If mediation is less expensive, less adversarial and faster, why doesn’t everyone choose mediation over the usual contested divorce?
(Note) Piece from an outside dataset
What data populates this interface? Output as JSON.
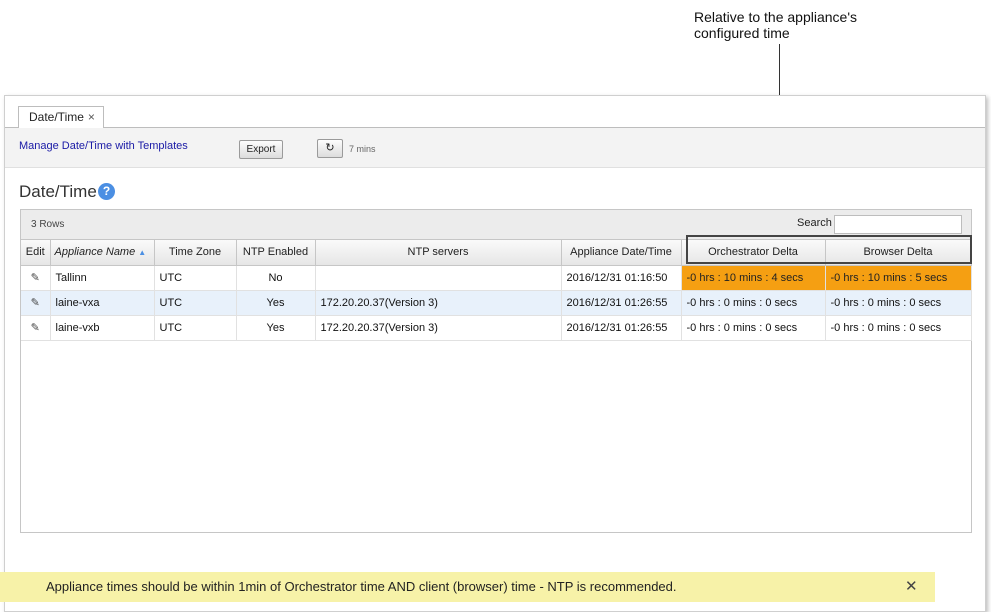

That is a fantastic question!
Some of the reasons cases can’t be mediated:
- There is a severe imbalance of power between the spouses;
- There has been a history of domestic violence;
- One spouse does not want the divorce and therefore will not cooperate; and
- Neither spouse understands that mediation is an option.
Your case can be mediated if:
- Both spouses agree to treat one another with mutual respect and courtesy;
- Both spouses are honest, and freely share all documents, material information and make a full disclosure about all assets and obligations;
- Both spouses are willing to sit down with a mediator to discuss the children’s needs, custody, visitation, assets and debts, support; and
- Both spouses are motivated to participate in the meetings, meaning that each one makes and keeps the appointments and timely brings the records and information requested.
If your case can be mediated, then the “Preparing for Divorce Mediation” guide is for you.
It is a relatively new idea that spouses can mediate their divorce instead of getting the traditional divorce.
Previously in the Preparing for Divorce Mediation Series: The Big Picture
Next in the Preparing for Divorce Mediation Series: Why Choose Mediation Over Going to Court?
Click here for a Full Summary of the Preparing for Divorce Mediation Series.